→ **TASK TO COMPLETE**: Scan the entries for lines with the word "What" and copy those lines.

→ **DATA PROVIDED**:
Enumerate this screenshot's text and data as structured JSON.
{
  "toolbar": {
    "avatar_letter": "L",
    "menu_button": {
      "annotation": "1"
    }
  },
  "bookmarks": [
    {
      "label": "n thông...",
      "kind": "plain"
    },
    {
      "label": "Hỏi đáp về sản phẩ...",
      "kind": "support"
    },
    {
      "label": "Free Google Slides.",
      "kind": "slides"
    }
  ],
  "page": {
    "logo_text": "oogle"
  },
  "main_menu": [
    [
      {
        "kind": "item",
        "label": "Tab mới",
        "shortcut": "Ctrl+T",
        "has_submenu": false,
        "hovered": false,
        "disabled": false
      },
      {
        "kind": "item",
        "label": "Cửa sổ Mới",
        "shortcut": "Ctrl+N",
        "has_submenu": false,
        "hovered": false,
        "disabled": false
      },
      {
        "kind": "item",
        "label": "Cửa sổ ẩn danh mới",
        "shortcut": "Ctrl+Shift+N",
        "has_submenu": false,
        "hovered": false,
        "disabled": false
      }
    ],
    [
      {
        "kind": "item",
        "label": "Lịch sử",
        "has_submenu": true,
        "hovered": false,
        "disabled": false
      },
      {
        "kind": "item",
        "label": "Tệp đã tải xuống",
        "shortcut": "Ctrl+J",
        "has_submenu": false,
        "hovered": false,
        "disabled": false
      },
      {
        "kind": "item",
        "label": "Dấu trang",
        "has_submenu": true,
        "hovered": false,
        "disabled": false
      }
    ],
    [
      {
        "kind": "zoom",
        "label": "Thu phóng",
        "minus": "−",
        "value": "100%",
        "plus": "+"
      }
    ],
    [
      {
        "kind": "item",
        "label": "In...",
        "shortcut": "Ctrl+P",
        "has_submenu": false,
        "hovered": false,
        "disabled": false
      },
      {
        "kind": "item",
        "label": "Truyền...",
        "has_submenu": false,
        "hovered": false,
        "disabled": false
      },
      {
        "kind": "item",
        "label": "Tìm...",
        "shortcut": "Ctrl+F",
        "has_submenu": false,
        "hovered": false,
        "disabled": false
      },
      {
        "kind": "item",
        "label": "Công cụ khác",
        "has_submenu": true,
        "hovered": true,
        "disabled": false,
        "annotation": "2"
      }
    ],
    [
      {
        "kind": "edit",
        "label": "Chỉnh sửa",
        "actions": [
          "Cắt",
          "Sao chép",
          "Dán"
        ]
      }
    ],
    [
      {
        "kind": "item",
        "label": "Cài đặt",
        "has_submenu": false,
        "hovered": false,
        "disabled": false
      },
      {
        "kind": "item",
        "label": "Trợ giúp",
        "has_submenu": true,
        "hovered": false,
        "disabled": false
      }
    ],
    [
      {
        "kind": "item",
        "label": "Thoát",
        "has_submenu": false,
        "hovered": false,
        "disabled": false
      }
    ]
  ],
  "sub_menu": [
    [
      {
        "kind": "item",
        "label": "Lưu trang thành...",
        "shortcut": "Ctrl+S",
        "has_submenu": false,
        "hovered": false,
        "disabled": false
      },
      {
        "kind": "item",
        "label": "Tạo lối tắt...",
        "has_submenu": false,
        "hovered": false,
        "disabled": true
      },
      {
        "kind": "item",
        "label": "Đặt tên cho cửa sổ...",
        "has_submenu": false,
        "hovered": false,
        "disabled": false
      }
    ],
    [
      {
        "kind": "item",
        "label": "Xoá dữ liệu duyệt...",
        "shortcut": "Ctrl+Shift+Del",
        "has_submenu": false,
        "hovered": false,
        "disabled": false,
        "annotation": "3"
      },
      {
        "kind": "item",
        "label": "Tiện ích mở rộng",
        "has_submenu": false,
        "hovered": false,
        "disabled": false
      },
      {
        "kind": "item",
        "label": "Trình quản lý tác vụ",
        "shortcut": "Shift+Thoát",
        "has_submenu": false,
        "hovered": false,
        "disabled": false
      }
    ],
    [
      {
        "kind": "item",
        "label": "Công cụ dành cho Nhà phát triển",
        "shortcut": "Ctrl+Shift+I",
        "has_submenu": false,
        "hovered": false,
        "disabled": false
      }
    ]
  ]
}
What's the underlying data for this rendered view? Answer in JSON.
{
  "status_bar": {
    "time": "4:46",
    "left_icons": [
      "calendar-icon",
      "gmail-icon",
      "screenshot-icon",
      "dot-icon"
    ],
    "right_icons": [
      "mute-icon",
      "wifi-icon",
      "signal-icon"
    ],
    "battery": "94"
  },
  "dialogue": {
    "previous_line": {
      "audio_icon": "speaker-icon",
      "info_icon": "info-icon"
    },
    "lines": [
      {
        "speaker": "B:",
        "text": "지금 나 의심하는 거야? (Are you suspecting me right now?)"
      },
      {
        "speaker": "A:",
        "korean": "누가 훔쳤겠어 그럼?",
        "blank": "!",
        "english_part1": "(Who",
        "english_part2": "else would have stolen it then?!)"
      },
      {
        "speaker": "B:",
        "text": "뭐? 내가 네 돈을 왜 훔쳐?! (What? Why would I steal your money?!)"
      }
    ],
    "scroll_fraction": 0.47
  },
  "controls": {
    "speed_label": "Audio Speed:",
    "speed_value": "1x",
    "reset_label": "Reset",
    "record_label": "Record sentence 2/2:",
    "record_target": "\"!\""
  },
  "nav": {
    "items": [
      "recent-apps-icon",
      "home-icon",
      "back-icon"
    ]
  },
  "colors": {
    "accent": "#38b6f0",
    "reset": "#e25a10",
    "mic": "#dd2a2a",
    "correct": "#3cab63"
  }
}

→ **EXERCISE ANSWER**:
What's the underlying data for this rendered view? Answer in JSON.
        "text": "뭐? 내가 네 돈을 왜 훔쳐?! (What? Why would I steal your money?!)"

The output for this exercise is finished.